Neither of my parents were observant Jews. Yes, we belonged to a reform temple and would attend services there for the High Holy Days of Rosh Hashana and Yom Kippur, but other than that, we were mostly Jews in name only. We ate bagels, cream cheese, and lox, but also bacon; that about says it all.
My brother had a Bar Mitzvah, but that happened while my grandfathers were still alive, two Jewish immigrants from an area of Eastern Europe that was sometimes Russia and sometimes not; sounds familiar, no? My grandfather Bill used to hide under the floorboards to avoid harassment during pogroms by the local Cossacks; he immigrated to America when he was twelve. Thereafter, he assimilated, learning English, gaining a trade, and opening a business. His social circle was Jewish; restrictions against Jews were common. I don’t know if he believed in God, but he believed in the promise of America.
I never had my Bar Mitzvah; by the time I turned thirteen my grandfathers had died, and the pressure was off. Many of my friends were Jews, but I was also friends with non-Jews like Jimmy Goodridge; he boasted that his ancestor was William Bradford, who arrived on the Mayflower. One day at lunch, Jimmy’s older brother Billy announced, he could “smell a Jew a mile away,” but because I was Jimmy’s friend, he said I was a “good” Jew. That meant I didn’t bring attention to my Jewishness.
I was an all-American, middle-class kid with a bicycle, baseball glove, and sneakers. I liked Good Humor ice cream, drank milk from the bottle, and went to summer camp. That I was a Jew didn’t cause me many problems, but I never forgot about it. Being Jewish in a non-Jewish world is a big deal; it colors my outlook on life, my fears, my hopes, and expectations.
Jews have been hounded and pushed around for thousands of years. Queen Isabella expelled Jews from Spain in 1492; in 1942, while Hitler sought to exterminate all the Jews in Europe, Stalin persecuted Jews in Russia. In 2017, neo-Nazis marching in Charlottesville, Virginia, chanted “Jews will not replace us.” In the words of writer George Steiner, “Somewhere the determination to kill Jews, to harass them from the earth simply because they are, is always alive.”
My awareness of hatred of Jews has been lifelong, as it has been for every Jew with a heart. In its way, this awareness forms a bond I feel with every other Jew, observant or otherwise, and is also responsible for the both the anxiety and joy I feel. I’m just two generations away from the attacks of the Russian Cossacks, and a part of me is anxiously awaiting their return. I’m not being paranoid, just realistic, frankly; ask Ukraine’s President Zelensky. At the same time, I revel in my survival, joyful and grateful when I awaken each day into this beautiful world.

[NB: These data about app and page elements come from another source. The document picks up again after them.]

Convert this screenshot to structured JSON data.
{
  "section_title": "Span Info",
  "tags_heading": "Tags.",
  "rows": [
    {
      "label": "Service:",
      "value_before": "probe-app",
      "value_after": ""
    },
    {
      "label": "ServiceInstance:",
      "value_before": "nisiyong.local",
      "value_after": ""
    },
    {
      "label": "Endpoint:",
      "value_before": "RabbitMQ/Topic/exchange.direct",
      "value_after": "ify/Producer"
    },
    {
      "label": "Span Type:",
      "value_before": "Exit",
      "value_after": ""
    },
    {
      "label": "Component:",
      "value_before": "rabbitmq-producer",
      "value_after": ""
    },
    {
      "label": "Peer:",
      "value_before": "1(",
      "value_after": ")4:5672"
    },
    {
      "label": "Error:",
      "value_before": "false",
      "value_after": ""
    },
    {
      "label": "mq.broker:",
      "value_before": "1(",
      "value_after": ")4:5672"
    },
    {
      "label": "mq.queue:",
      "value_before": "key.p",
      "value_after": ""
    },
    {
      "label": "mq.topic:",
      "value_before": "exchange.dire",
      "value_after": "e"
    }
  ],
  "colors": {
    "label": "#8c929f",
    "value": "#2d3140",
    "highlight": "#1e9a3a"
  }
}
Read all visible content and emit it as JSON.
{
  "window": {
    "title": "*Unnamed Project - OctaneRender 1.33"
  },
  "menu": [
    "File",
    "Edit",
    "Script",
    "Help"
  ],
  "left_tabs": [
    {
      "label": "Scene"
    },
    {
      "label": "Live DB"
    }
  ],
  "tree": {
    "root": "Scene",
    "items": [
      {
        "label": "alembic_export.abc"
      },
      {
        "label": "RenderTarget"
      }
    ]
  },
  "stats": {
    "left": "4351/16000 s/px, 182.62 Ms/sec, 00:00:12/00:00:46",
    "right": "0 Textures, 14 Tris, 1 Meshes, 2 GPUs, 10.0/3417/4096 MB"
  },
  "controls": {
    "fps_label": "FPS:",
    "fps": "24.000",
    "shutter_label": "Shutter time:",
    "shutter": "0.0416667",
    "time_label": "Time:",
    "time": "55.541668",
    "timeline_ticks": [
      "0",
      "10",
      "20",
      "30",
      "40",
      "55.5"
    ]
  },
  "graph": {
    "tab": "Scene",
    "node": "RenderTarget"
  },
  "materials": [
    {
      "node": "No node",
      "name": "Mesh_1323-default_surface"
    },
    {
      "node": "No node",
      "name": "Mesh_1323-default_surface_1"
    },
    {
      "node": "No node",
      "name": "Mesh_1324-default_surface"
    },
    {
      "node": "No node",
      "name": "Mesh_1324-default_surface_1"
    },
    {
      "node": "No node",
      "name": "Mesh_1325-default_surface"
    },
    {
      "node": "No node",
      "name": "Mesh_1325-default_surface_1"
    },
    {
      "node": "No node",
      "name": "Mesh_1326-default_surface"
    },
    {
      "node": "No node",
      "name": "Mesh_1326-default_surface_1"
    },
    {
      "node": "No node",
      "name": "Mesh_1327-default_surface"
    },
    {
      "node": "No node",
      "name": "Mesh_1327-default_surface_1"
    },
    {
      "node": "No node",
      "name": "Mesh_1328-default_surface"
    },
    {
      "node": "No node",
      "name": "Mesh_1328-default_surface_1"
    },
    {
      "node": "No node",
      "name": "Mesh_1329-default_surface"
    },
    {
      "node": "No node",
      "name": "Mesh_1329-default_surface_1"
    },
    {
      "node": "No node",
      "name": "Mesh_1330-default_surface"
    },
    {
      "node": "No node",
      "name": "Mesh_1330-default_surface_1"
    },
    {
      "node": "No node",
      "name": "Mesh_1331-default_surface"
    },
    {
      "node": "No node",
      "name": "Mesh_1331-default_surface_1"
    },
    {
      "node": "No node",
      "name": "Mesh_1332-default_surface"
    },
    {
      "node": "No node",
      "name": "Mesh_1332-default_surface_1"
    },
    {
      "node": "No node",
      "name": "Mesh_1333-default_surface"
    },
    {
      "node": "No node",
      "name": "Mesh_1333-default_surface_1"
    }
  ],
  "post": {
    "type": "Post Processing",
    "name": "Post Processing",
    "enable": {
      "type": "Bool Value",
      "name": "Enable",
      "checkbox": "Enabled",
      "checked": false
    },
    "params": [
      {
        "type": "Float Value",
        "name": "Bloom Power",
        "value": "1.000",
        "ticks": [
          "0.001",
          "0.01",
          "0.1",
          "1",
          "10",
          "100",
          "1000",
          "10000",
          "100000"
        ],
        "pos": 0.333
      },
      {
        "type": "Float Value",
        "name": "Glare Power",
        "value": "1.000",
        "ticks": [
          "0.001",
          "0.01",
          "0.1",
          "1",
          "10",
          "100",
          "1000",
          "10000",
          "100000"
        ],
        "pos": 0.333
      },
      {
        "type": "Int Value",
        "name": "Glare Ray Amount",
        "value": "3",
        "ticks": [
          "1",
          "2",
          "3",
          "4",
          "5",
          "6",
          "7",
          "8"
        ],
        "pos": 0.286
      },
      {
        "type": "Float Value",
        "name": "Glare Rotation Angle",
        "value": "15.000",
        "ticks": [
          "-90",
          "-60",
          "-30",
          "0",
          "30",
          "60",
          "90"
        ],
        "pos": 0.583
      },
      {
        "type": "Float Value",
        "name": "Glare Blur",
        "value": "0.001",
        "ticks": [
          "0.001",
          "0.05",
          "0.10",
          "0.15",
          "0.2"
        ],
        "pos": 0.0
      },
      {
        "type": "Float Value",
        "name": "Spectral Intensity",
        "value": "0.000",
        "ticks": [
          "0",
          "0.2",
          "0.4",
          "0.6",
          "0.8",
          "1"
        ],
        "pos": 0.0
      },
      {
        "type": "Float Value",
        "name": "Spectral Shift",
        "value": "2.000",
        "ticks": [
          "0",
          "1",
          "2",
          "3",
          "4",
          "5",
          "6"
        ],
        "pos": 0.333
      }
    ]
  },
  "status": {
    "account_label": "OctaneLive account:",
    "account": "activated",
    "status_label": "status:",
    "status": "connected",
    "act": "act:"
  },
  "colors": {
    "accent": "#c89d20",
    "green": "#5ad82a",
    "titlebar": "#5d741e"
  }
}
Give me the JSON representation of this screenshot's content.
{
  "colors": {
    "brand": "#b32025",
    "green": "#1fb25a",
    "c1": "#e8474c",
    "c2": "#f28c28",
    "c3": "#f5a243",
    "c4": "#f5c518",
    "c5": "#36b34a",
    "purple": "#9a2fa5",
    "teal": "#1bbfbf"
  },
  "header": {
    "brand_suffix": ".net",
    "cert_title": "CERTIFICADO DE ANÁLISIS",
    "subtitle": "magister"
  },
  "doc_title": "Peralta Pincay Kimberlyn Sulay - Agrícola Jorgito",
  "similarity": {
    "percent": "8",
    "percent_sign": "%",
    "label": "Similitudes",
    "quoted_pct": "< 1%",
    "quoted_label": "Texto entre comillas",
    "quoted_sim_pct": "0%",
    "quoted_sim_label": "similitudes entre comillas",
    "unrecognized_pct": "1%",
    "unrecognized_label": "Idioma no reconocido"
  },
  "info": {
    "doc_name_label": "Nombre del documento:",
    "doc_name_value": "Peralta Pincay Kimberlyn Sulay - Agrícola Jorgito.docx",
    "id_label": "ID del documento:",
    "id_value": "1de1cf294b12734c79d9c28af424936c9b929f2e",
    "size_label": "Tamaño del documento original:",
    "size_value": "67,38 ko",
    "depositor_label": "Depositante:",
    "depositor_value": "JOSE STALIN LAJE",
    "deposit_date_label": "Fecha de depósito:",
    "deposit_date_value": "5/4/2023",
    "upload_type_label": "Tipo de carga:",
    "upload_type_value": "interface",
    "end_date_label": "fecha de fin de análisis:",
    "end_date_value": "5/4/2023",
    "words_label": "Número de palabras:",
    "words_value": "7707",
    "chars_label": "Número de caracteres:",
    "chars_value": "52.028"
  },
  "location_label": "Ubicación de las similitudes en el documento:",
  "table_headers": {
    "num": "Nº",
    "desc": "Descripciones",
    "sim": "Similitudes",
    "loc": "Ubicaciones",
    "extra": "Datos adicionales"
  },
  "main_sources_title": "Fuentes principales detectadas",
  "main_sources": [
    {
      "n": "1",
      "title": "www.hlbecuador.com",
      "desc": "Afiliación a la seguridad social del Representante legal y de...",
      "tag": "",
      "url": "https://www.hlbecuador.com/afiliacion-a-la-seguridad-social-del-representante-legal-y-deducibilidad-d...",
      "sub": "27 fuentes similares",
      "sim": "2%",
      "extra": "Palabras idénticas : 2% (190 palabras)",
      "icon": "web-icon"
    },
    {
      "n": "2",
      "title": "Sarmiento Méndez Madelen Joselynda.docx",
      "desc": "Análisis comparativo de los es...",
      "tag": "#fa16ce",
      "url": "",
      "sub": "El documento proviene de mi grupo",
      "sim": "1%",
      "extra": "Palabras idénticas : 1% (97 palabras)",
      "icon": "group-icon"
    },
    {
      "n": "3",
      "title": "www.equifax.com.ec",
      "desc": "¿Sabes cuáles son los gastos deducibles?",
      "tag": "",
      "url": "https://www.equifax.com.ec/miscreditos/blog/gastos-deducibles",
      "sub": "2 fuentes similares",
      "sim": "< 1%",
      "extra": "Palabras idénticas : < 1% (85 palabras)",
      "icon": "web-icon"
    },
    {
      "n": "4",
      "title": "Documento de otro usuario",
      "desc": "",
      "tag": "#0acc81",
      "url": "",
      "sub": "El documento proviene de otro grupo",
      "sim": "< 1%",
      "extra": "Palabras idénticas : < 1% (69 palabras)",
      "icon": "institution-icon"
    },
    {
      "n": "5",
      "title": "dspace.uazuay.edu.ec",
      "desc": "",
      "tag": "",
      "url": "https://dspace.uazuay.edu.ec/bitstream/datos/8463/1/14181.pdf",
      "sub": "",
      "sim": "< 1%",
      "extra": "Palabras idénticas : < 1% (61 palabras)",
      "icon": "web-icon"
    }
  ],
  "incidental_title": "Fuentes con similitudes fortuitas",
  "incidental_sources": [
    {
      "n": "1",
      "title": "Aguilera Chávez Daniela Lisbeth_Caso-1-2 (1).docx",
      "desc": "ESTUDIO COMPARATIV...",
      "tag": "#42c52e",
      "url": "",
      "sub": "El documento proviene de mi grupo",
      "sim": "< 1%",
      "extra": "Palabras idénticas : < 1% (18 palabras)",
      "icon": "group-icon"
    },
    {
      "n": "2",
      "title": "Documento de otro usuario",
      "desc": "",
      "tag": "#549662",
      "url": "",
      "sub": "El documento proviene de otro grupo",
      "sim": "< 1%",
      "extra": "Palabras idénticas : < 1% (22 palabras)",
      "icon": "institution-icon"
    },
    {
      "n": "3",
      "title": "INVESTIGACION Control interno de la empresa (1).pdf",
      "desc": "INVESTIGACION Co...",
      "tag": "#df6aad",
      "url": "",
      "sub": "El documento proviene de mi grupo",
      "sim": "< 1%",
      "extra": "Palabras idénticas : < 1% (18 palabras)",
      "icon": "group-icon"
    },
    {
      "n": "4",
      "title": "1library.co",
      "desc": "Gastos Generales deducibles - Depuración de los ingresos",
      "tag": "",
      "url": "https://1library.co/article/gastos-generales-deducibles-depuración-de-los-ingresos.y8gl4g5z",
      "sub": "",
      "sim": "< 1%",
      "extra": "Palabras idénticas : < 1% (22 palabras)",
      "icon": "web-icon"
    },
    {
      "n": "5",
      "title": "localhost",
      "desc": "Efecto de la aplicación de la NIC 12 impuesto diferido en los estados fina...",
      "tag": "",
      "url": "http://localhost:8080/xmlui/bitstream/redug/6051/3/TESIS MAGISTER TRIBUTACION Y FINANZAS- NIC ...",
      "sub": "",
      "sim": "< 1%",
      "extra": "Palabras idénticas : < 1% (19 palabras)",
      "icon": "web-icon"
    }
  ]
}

While serving on the City Council I once received a crude hand-written letter with a Tennessee post-mark. I’d managed to make my way onto a hate-group mailing list. “We’re going to kill you and your kike mother,” it read. Threats like this drove my relatives out of Hungary, Poland, and Ukraine.
I go by all sorts of names: Buddhist, New Yorker, American, Lefty, middle-class; but I’ll always be a Jew.